Wednesday, May 21, 2008

Mayhem!

If there is one thing I look forward to each year, it's Mayhem. That's when I spend a week in Boise with fellow ceramic artists Sarah Minkiewicz, Joan Berkwitz and Lynn Fraley. It's a week set aside for sharing ideas, learning new techniques and just generally being inspired. (Well, that and consume an insane amount of food.)

It has become our tradition to undertake a big project for the week. This year we had something particularly ambitious in mind. It began with an innocent enough question at last year's gathering. Sarah wanted to know if Joan could mold her traditional sculpture Stormwatch in ceramic. His complex, swirling mane and tail would have been daunting enough, but he was also a scale not usually done in earthenware. (Plaster molds absorb the water from the casting slip, and large horses require molds that are too heavy to tip and drain once they are wet.) But the idea of seeing him in ceramic was too tempting, and Joan agreed to try.

And even now, after spending a week working on one, it's hard to believe she did it. The nineteen-piece mold is an amazing bit of engineering. I have often wondered if anyone else is making complex plaster molds like these - for any application.

Anyway, at this point I'll just share some photos I took during the week.



Here is Sarah de-molding a Stormwatch. Once he comes out of the mold, he takes over six hours to clean and assemble. I should also point out that this a really rare in-focus photo of Sarah. These are typical photos of Sarah.



She is never still! I used to think I was a high-energy, bouncy sort of person.

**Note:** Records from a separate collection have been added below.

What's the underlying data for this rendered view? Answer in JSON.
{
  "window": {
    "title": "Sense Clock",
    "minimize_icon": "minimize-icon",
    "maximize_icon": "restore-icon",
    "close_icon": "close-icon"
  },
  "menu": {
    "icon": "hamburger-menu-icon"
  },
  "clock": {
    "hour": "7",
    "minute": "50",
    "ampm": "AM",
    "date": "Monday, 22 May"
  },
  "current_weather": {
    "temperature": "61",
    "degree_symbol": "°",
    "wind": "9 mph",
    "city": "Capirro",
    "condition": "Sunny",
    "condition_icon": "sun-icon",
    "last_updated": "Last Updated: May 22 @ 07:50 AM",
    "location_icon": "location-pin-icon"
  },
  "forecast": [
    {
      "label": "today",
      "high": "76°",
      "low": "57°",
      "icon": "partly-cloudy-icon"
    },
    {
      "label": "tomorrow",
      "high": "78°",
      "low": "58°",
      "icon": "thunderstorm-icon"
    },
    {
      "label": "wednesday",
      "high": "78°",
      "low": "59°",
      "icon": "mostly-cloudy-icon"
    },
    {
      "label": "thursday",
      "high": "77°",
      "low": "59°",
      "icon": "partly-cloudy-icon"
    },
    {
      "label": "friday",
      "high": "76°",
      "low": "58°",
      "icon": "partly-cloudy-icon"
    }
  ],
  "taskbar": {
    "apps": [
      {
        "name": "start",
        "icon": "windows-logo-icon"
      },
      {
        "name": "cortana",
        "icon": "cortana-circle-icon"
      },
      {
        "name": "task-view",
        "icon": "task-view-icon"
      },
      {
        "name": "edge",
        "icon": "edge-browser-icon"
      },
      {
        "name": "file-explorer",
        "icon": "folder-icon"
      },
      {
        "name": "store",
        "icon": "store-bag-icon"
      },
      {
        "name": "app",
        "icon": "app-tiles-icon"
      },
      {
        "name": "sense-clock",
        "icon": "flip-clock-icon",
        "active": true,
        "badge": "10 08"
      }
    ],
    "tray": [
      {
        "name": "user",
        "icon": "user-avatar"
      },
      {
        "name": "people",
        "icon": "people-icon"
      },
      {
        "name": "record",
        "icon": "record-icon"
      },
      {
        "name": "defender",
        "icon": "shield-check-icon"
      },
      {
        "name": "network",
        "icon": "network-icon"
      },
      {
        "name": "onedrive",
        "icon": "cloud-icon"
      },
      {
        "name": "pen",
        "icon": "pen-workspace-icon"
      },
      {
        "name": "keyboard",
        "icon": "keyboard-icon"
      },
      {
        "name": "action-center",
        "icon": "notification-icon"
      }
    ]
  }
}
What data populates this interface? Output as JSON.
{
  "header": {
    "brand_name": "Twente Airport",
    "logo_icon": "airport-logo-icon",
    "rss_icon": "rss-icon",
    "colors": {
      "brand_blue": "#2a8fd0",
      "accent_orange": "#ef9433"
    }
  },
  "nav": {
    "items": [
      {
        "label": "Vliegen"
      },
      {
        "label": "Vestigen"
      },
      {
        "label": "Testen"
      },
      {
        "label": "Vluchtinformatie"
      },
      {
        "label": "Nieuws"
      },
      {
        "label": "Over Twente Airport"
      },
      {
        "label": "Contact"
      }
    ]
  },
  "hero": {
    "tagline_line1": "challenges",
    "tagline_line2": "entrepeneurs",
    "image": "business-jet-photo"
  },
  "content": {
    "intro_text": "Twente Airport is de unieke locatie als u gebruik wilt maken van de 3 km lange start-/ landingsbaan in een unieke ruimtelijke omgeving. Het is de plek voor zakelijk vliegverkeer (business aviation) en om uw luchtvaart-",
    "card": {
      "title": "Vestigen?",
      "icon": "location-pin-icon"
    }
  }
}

But I am just not in the same league. My camera could not cope.



No, we didn't render Joan down to make slip! Most of us who make earthenware horses use Joan's slip recipe, which is itself close to the original Hagen-Renaker slip recipe. I suspect that after staying up until all hours for days, Joan might say it was the only thing still fresh!



And here is Joan, doing what we both did all week - scritching little roan hairs in with an xacto blade. All I can say is there are a lot of square inches on a traditional scale horse!



And here is Lynn, bringing us a box. We got so excited when she arrived, because we thought she had said she brought us brownies. (We had just spent the previous night at her home, enjoying her cooking, so we had good reason to be happy about this.)



What she had said was that she brought Brownie, not brownies. We were all terribly disappointed - all out of proportion to how hungry we could have possibly been at that point. Mayhem has a way of making food seem really important. (Maybe to balance out how unimportant sleep becomes!)



Here is Sarah's enormous kiln ("Big Al") loaded up for a bisque fire. You can see the two Stormys and Sarah's two plaques, as well as an assortment of greenware. I believe this was the last bisque firing for these pieces before the glazing fire.

You can see the finished Storms here. And you can see Sarah's plaques here. I have more things to post - it was a busy week - but I fear this is already a long post to slog through so I'll save them for another time.

7 comments:

mel said...

It is sad that I have not laid eyes on Sarah in years, yet that trio of images is exactly how I remember her: a blur of energy, laughter, and wonderment.

Jen said...

Could you make a person any more eager to try to learn the clinky trades!? I am totally dying here! :D

Heather said...

Thanks sooooo much for sharing Leslie.....the pictures and comments were wonderful. What talent you all have. ~Heather

Heather A@desertnightcreations.com said...

Oh Mah Gawd! I would have loved to have been in that room with you wonderful, creative people! I'm Greeeeeen With envy!

Heather Abounader
www.desertnightcreations.com

Joanie said...

It was certainly crazy. My digestion is still working overtime to compensate.
You can see how BIG Sarah's kiln is... those two are trad. scale horses! We called it the Gaping Maw.
"FEEEEEDDDDDD MMMMEEEEEE"

We had to grip our Stormys by his leg that has tail swirling around it...and scritch until all hours. My arms ached for days. It was a pretty compressed time scale to get all of that scritching done it, but we did it by golly! Thanks to Chris the Bartender.

Lesli Kathman said...

Yes! Chris makes wonderful Grasshoppers and Mojitos, which oddly enough help a person continue to roan things at 2am.

Becky Turner said...

I am so jealous! Id have loved to be with a group of people as creative, artistic and knowledgeable as you guys! that looked like you all had so much fun too!. I hope someday to be able to have a small group get togather once a year too..it would be so fun..I also want to learn more about doing my work in clicky...
Im looking onto getting a kiln.. nothing as large as Saras.. maybe someday! hoe fun that would be I just have no room here right now. LOVED the shiny Stormys!!! wow!!!
Rebecca Turner
www.SolticeartStudio.blogspot.com
ww.solticeart.com